“plutomania, n.” OED Online. Oxford University Press, September 2021. Web. 25 October 2021.

Origin: A variant or alteration of another lexical item. Etymon:philosophy n.Etymology: Alteration of philosophy n., after fool n.1 Compare earlier foolosopher n.humorous.

  Sham or spurious philosophy; pseudo-philosophy. Also in plural in same sense.1592    ‘C. Cony-Catcher’ Def. Conny-catching To Rdr. sig. A3   That quaint and mysticall forme of Foolosophie.1617    S. Collins Epphata to F. T.  ii. vi. §23. 241   Fine phoolosophyes.1696    R. Godson Astrologia Reformata 12   That fanciful Foolosophy now so much in vogue.1785    Sentimental Mem. I. 197   If the Philosophy of Love is the shadow of a shadow, what must the Foolosophy of it be!1871    Fun 18 Feb. 75/1   Say, O swaggering stoopid big babes and cigar-sucklings, shall our bells jingle their Proverbial Foolosophy for you in vain?1907    Putnam’s Monthly May 188/1   ‘Man is truly handicapped by reason.’ Doubtless, when it comes to this kind of ‘Foolosophy’.2005    Law & Lit.17 304   Seen from the inside, the laughter of the satirists appears mad, not Augustinian vera philosophia but simple foolosophy.

“foolosophy, n.” OED Online. Oxford University Press, September 2021. Web. 25 October 2021.

Origin: A borrowing from Latin, combined with an English element. Etymons: Latin septemfluus  , -ous suffix.Etymology: < classical Latin septemfluus that flows in seven streams ( <  septem seven (see septem- comb. form) + fluere to flow: see fluent adj.) + -ous suffix. Compare septifluous adj. at septi- comb. form1 .N.E.D. (1912) gives the pronunciation as (septe·mflŭəs) /sɛpˈtɛmflʊəs/. Obsolete.

  Flowing in seven streams.Frequently with reference to the River Nile, which in ancient times was recorded as having seven distributaries in its delta.1629    H. Burton Truth’s Triumph xvii. 323   Aristotle..would desperately drowne himselfe in that Septemfluous Sea of Euripus.1655    T. Fuller Hist. Waltham-Abby 5 in  Church-hist. Brit.   The River times parteth from its self, whose septemfluous crossed again with so many bridges.1800    Weekly Entertainer 2 June 438   Septemfluous Nile hath own’d my sway, On Congo’s coast I’ve been: Tho’ lots doth oft good deeds repay, When I to groan am seen.1884    Mrs. G. E. Stewart Burnhams xxx. 258   A septemfluous flood of divinest joy will ever fill my soul, in recollection of this hour.

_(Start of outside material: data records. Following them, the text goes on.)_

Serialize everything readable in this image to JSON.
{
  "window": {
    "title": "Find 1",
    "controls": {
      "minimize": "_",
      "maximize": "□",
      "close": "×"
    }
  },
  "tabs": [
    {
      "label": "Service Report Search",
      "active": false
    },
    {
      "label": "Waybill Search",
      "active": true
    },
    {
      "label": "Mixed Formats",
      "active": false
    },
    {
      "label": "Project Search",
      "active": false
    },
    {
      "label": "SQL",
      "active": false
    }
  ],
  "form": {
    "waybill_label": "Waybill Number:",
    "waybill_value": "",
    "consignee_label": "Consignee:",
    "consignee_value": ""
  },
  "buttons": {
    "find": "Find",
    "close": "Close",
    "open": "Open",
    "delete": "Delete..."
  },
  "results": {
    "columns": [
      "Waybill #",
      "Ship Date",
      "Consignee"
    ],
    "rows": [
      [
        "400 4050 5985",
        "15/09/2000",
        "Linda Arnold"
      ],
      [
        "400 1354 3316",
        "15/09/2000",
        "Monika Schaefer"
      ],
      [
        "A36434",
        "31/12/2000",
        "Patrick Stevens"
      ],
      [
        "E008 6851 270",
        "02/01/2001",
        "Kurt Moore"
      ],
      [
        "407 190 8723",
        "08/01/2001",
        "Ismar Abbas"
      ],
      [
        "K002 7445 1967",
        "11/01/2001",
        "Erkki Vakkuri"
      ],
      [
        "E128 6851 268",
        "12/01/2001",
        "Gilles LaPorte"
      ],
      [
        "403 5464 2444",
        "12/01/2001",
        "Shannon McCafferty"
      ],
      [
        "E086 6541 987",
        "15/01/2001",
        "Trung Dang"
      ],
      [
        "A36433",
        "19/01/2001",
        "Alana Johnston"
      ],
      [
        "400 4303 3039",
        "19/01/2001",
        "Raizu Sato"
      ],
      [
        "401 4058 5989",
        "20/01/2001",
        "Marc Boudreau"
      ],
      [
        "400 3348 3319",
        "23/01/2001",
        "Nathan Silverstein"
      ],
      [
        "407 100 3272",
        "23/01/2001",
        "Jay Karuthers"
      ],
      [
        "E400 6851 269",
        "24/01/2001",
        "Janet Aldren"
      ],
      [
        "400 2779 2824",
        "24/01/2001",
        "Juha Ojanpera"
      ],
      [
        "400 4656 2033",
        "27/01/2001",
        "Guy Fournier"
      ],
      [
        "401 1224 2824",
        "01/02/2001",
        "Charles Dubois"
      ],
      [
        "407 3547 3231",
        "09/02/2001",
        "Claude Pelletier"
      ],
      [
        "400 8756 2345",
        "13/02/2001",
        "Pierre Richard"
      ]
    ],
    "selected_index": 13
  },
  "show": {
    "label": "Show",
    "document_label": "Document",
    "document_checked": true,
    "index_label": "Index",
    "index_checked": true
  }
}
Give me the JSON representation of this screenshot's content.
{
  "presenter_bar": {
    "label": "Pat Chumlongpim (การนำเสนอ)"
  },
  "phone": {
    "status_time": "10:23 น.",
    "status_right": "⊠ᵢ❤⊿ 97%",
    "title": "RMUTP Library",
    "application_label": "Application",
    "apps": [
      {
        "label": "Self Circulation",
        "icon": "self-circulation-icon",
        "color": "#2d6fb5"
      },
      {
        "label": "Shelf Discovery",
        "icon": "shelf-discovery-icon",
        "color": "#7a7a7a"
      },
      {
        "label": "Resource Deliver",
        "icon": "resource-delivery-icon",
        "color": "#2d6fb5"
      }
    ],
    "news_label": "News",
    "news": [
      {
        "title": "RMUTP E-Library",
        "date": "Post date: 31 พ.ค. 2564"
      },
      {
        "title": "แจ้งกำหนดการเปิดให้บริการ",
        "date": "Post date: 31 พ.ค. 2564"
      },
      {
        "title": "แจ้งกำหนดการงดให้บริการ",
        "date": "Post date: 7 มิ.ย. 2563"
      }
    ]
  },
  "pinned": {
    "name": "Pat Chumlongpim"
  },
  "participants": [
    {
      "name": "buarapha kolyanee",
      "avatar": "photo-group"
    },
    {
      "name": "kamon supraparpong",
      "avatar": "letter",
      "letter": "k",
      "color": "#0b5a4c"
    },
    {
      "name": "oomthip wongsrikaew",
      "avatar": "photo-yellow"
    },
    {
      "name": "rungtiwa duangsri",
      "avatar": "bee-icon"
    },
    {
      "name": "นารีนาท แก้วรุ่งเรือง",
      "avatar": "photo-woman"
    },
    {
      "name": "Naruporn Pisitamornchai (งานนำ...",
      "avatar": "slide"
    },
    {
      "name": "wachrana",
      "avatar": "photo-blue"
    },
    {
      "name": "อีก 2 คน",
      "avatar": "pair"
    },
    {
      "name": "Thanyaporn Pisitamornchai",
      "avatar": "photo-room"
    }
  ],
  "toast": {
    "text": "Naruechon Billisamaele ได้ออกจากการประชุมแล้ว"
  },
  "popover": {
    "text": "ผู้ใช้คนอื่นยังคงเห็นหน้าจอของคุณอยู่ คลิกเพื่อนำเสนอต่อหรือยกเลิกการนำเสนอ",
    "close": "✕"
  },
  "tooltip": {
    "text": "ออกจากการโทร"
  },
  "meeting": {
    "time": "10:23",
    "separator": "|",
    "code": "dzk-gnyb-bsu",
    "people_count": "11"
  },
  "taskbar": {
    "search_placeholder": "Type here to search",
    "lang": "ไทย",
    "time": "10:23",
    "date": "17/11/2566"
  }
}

“septemfluous, adj.” OED Online. Oxford University Press, September 2021. Web. 25 October 2021.